What is Adaptive Management ?
Adaptive management (AM), also known as adaptive resource management (ARM), is a structured, iterative process of optimal decision making in the face of uncertainty, with an aim to reducing uncertainty over time via system monitoring. In this way, decision making simultaneously maximizes one or more resource objectives and, either passively or actively, accrues information needed to improve future management. Adaptive management is a tool which should be used not only to change a system, but also to learn about the system (Holling 1978). Because adaptive management is based on a learning process, it improves long - run management outcomes. The challenge in using the adaptive management approach lies in finding the correct balance between gaining knowledge to improve management in the future and achieving the best short - term outcome based on current knowledge (Stankey & Allan 2009).
There are a number of scientific and social processes which are vital components of adaptive management, including:
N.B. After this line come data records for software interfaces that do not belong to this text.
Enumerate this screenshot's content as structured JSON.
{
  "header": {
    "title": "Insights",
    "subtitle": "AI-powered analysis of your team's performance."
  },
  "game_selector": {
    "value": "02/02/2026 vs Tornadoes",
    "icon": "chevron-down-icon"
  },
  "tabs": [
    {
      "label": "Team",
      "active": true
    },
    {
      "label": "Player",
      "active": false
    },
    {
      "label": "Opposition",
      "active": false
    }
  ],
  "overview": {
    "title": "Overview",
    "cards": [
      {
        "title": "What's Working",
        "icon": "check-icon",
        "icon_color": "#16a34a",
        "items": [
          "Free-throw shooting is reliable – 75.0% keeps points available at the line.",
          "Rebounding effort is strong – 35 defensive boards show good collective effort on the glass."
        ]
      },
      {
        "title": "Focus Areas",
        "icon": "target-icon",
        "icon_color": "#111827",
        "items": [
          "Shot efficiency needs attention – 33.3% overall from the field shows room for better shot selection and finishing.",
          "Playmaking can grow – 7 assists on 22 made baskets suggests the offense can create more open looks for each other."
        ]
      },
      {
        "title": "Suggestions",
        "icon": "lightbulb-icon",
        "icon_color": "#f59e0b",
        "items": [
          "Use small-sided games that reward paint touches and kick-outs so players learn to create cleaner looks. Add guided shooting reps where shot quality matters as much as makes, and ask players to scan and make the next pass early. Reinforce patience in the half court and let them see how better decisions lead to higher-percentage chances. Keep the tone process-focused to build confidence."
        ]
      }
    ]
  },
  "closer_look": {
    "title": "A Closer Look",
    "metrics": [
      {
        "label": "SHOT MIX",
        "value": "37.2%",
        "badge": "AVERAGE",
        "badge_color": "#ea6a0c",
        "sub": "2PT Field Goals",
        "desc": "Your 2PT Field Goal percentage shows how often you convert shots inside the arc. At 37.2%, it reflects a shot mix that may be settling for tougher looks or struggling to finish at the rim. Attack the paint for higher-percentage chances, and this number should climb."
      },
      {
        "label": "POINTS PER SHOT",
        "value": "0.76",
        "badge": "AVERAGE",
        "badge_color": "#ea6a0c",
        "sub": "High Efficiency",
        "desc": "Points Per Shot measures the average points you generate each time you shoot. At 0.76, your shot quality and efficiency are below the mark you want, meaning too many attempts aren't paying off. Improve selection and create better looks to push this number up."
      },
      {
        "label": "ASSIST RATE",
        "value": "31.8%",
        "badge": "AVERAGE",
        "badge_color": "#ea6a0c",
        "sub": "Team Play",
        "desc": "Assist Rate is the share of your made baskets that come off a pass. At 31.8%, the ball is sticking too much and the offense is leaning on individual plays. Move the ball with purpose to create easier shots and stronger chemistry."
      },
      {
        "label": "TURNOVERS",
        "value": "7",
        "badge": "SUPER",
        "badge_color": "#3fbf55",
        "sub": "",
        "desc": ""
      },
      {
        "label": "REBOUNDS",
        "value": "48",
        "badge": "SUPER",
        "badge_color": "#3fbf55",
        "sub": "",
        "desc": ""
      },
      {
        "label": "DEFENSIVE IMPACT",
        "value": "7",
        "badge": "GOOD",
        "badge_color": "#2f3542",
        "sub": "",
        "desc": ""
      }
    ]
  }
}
1. Management is linked to appropriate temporal and spatial scales 2. Management retains a focus on statistical power and controls 3. Use of computer models to build synthesis and an embodied ecological consensus 4. Use of embodied ecological consensus to evaluate strategic alternatives 5. Communication of alternatives to political arena for negotiation of a selection
The achievement of these objectives requires an open management process which seeks to include past, present and future stakeholders. Adaptive management needs to at least maintain political openness, but usually aims to create it. Adaptive management must therefore be a scientific and social process. It must focus on the development of new institutions and institutional strategies in balance with scientific hypothesis and experimental frameworks (resiliance.org).
Adaptive management can proceed as either passive adaptive management or active adaptive management, depending on how learning takes place. Passive adaptive management values learning only insofar as it improves decision outcomes (i.e. passively), as measured by the specified utility function. In contrast, active adaptive management explicitly incorporates learning as part of the objective function, and hence, decisions which improve learning are valued over those which do not(Holling 1978; Walters 1986). In both cases, as new knowledge is gained, the models are updated and optimal management strategies are derived accordingly. Thus, while learning occurs in both cases, it is treated differently. Often, deriving actively adaptive policies is technically very difficult, which prevents it being more commonly applied.
Key features of both passive and active adaptive management are:
* Iterative decision-making (evaluating results and adjusting actions on the basis of what has been learned) * Feedback between monitoring and decisions (learning) * Explicit characterization of system uncertainty through multi-model inference * Bayesian inference * Embracing risk and uncertainty as a way of building understanding
Adaptive management is particularly applicable for systems in which learning via experimentation is impractical. However, any one of five process failures can seriously compromise effective adaptive management decision making (Elzinga et al. 1998; Alana & Michael, 2009):
* The monitoring is never completed. * The monitoring data are not analyzed and cannot ensure it's definitely accurate. * The analyzed results are not conclusive. * The analyzed results (Boormann et al. 1999).